PROBLEM DESCRIPTION:
Tally every line of the material that includes "Regular", then give the tally and nothing else.

------------------------------------------------

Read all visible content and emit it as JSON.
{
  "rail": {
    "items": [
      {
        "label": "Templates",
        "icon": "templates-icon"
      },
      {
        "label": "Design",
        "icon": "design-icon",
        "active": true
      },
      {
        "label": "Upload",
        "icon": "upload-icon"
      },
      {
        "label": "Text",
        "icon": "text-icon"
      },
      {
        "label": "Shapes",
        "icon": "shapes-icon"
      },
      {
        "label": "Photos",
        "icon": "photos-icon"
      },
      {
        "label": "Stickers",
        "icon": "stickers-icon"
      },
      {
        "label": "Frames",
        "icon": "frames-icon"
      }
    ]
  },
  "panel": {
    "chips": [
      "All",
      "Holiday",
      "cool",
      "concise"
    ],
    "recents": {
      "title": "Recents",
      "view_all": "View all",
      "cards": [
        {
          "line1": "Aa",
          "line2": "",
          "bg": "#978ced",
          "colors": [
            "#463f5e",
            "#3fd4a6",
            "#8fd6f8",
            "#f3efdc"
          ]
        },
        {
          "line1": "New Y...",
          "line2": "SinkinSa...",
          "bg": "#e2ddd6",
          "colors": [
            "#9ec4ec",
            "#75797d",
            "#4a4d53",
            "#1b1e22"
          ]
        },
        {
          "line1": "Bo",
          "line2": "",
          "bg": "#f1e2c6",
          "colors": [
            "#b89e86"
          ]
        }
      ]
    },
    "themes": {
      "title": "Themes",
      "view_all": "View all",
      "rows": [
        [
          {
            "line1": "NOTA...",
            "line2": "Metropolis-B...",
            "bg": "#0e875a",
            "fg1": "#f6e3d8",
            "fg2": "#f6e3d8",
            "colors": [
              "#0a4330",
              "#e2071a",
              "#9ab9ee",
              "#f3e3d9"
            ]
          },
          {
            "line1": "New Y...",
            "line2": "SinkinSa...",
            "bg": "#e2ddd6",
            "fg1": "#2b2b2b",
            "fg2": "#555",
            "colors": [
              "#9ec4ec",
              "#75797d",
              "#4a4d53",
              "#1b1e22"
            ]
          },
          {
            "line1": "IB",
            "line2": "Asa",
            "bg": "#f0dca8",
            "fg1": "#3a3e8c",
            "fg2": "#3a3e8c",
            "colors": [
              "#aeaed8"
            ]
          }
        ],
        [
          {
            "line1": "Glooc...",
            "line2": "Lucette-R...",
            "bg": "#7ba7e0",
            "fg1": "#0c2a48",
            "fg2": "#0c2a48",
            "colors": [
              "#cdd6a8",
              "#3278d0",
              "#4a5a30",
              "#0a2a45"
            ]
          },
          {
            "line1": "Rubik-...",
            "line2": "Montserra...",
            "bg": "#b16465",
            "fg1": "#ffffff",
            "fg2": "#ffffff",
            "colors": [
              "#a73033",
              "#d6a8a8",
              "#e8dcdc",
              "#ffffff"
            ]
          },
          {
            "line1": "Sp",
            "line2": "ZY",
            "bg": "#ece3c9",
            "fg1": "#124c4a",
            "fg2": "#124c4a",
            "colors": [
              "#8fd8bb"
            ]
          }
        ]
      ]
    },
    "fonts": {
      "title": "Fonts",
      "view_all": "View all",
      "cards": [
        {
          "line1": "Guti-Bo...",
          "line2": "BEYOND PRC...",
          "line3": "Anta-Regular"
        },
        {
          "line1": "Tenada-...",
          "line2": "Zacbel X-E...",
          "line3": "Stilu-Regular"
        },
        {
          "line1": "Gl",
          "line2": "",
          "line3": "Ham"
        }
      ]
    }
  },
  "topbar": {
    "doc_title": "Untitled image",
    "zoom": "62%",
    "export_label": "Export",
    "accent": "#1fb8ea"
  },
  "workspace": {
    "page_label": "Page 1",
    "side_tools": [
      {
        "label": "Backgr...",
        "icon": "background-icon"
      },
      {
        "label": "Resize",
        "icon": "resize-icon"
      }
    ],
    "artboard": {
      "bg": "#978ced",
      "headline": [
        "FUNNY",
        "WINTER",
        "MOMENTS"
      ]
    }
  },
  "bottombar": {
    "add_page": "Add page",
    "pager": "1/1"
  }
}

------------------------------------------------

RESULT OF THE TASK:
2